While an MFA graduate student at UC Irvine, Michael participated in two summer intensives in Grotowski’s Objective Drama Program. Under the guidance of James Sloviak and Hairo Questa, the training consisted of an investigation of Stanislavski’s final approach, “The Method of Psycho-Physical Actions,” daily development of a personal training score, daily development of vocal exploration structures, the practice of rigorous physical forms that demanded tremendous concentration and stamina, and the devising of performance structures using dream images and cycles of Shaker songs.
Performance Art is a medium of expression in which the primary material is an “act.” What is an act? An act is an event that occurs for the benefit of an audience. Other than this, there are no constraints on the boundaries of Performance Art.
The process of creating Performance Art synthesizes the individual process of the studio artist with the public process of the performing arts. The result is a very personal form of public art. This accounts for the almost limitlessboundaries of the form.
Historically, Performance Art draws upon elements from all the traditional art forms without privileging any particular one. In doing so, it exceeds the conventions of those forms and the matrix of conventions which describe the perimeters of the traditional Art/Culture Industry. By extension, Performance Art ultimately defies all the boundaries of dominant culture.
When Performance Art is at its best, the result is a unique system of performance vocabularies that defy the inscribed values of agreed upon language, i.e. the language of daily usage, of politicians, of advertising, etc … The audience is then required to decipher or learn the language of the artist and in the process examine their own values. In a world where language and dissemination of information constitute the basis of power and attitudes are controlled through hidden values inscribed in language. Performance Art has the potential to disrupt the language of dominant culture and thus the very focus of its power.
Even to try to define Performance Art is antithetical to the idea of Performance Art which undergoes a constant process of rejecting its own conventions.

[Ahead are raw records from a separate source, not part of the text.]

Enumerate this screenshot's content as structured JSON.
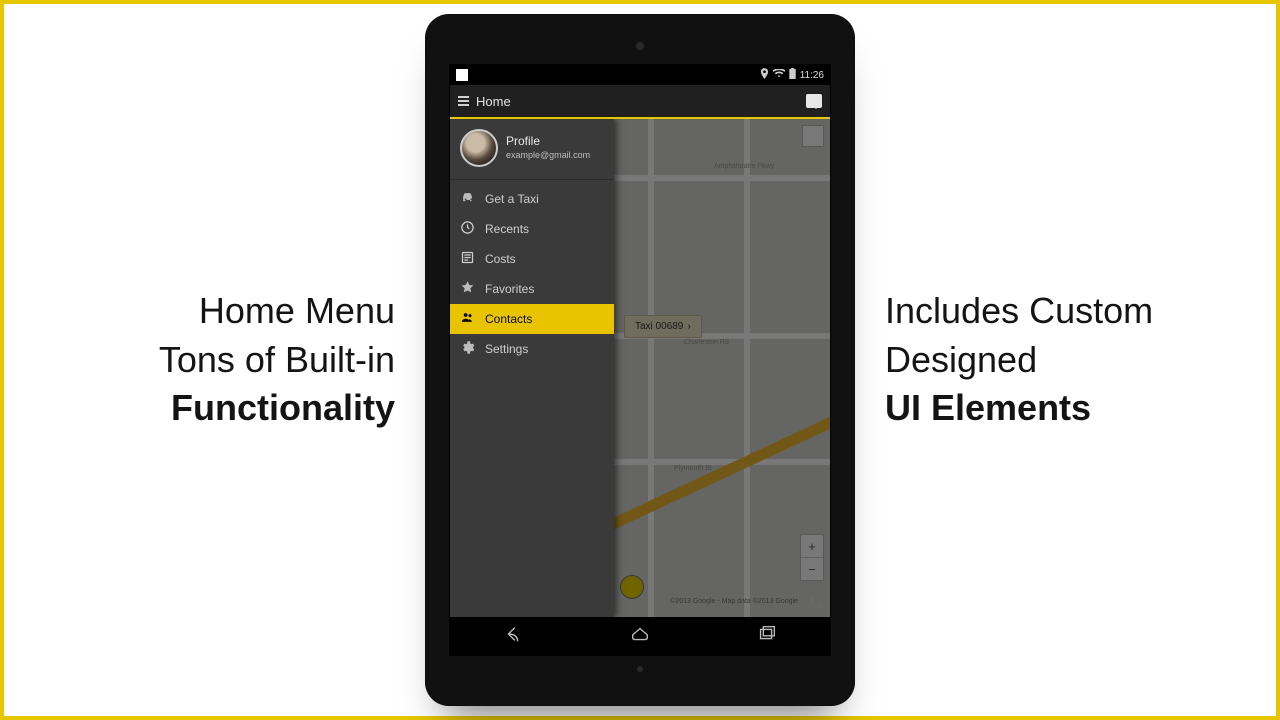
{
  "promo_left": {
    "l1": "Home Menu",
    "l2": "Tons of Built-in",
    "l3": "Functionality"
  },
  "promo_right": {
    "l1": "Includes Custom",
    "l2": "Designed",
    "l3": "UI Elements"
  },
  "statusbar": {
    "time": "11:26"
  },
  "actionbar": {
    "title": "Home"
  },
  "profile": {
    "title": "Profile",
    "email": "example@gmail.com"
  },
  "menu": [
    {
      "label": "Get a Taxi",
      "icon": "taxi",
      "selected": false
    },
    {
      "label": "Recents",
      "icon": "clock",
      "selected": false
    },
    {
      "label": "Costs",
      "icon": "costs",
      "selected": false
    },
    {
      "label": "Favorites",
      "icon": "star",
      "selected": false
    },
    {
      "label": "Contacts",
      "icon": "contacts",
      "selected": true
    },
    {
      "label": "Settings",
      "icon": "gear",
      "selected": false
    }
  ],
  "map": {
    "callout_label": "Taxi 00689",
    "attribution": "©2013 Google - Map data ©2013 Google",
    "streets": [
      "Amphitheatre Pkwy",
      "Charleston Rd",
      "Plymouth St"
    ]
  },
  "colors": {
    "accent": "#e5c600"
  }
}
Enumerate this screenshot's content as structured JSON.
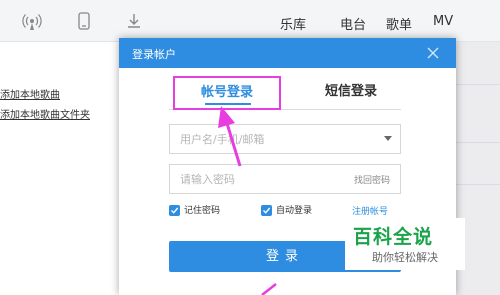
{
  "topbar": {
    "icons": [
      "broadcast-icon",
      "mobile-phone-icon",
      "download-icon"
    ],
    "nav": [
      "乐库",
      "电台",
      "歌单",
      "MV"
    ]
  },
  "background": {
    "links": [
      "添加本地歌曲",
      "添加本地歌曲文件夹"
    ]
  },
  "dialog": {
    "title": "登录帐户",
    "tabs": {
      "account": "帐号登录",
      "sms": "短信登录"
    },
    "username_placeholder": "用户名/手机/邮箱",
    "password_placeholder": "请输入密码",
    "forgot_password": "找回密码",
    "remember_password": "记住密码",
    "auto_login": "自动登录",
    "register": "注册帐号",
    "login_button": "登录"
  },
  "watermark": {
    "logo": "百科全说",
    "subtitle": "助你轻松解决"
  },
  "colors": {
    "accent": "#2e8de0",
    "highlight": "#e83de0",
    "watermark": "#1aa34a"
  }
}
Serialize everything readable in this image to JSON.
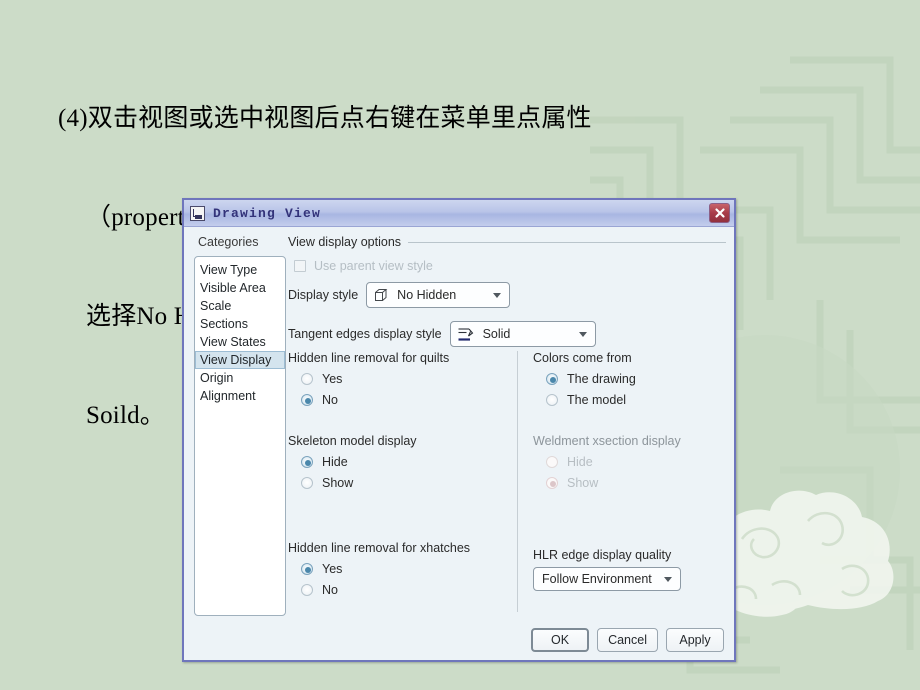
{
  "slide": {
    "lines": [
      "(4)双击视图或选中视图后点右键在菜单里点属性",
      "（properties），在按下图设置，在Didplay style里面",
      "选择No Hidden，在Tangent edges display style里面选",
      "Soild。"
    ]
  },
  "dialog": {
    "title": "Drawing View",
    "title_icon": "drawing-view-icon",
    "close_icon": "close-icon",
    "categories": {
      "label": "Categories",
      "items": [
        "View Type",
        "Visible Area",
        "Scale",
        "Sections",
        "View States",
        "View Display",
        "Origin",
        "Alignment"
      ],
      "selected": "View Display"
    },
    "options": {
      "group_title": "View display options",
      "use_parent": {
        "label": "Use parent view style",
        "checked": false,
        "disabled": true
      },
      "display_style": {
        "label": "Display style",
        "value": "No Hidden",
        "icon": "cube-icon"
      },
      "tangent_edges": {
        "label": "Tangent edges display style",
        "value": "Solid",
        "icon": "tangent-edge-icon"
      },
      "quilts": {
        "title": "Hidden line removal for quilts",
        "options": [
          "Yes",
          "No"
        ],
        "selected": "No"
      },
      "skeleton": {
        "title": "Skeleton model display",
        "options": [
          "Hide",
          "Show"
        ],
        "selected": "Hide"
      },
      "xhatches": {
        "title": "Hidden line removal for xhatches",
        "options": [
          "Yes",
          "No"
        ],
        "selected": "Yes"
      },
      "colors": {
        "title": "Colors come from",
        "options": [
          "The drawing",
          "The model"
        ],
        "selected": "The drawing"
      },
      "weldment": {
        "title": "Weldment xsection display",
        "options": [
          "Hide",
          "Show"
        ],
        "selected": "Show",
        "disabled": true
      },
      "hlr": {
        "title": "HLR edge display quality",
        "value": "Follow Environment"
      }
    },
    "footer": {
      "ok": "OK",
      "cancel": "Cancel",
      "apply": "Apply"
    }
  },
  "colors": {
    "slide_background": "#ccdcc8",
    "dialog_border": "#6f76bc",
    "dialog_background": "#edf3f7",
    "titlebar_text": "#33337a",
    "close_button": "#a83c49",
    "selection": "#d4e4ee",
    "radio_dot": "#4a87ab"
  }
}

Michael worked for three years with painter, sculptor and performance artist John White at UC Irvine. White is considered one of the seminal California performance artists. He has staged hundreds of public performances since 1967, and is included in numerous public museum collections, including Los Angeles County Museum of Art, Guggenheim Museum in New York, La Foret Museum in Tokyo, Total Museum in Korea, Seattle Museum, Palm Springs Desert Museum, St. Louis Museum, Oakland Museum and others. He is the recipient of three National Endowment for the Arts grants and has served as a panelist twice. Michael created numerous performance pieces at the John White Workshop and eventually assisted John in directing the quarterly performances. In 1994 Michael collaborated with John and Gary San Angel on a piece called “Despertly Seeking” for first ever museum retrospective of performance art, “Outside the Frame: Performance and the Object” at the Cleveland Center for Contemporary Art.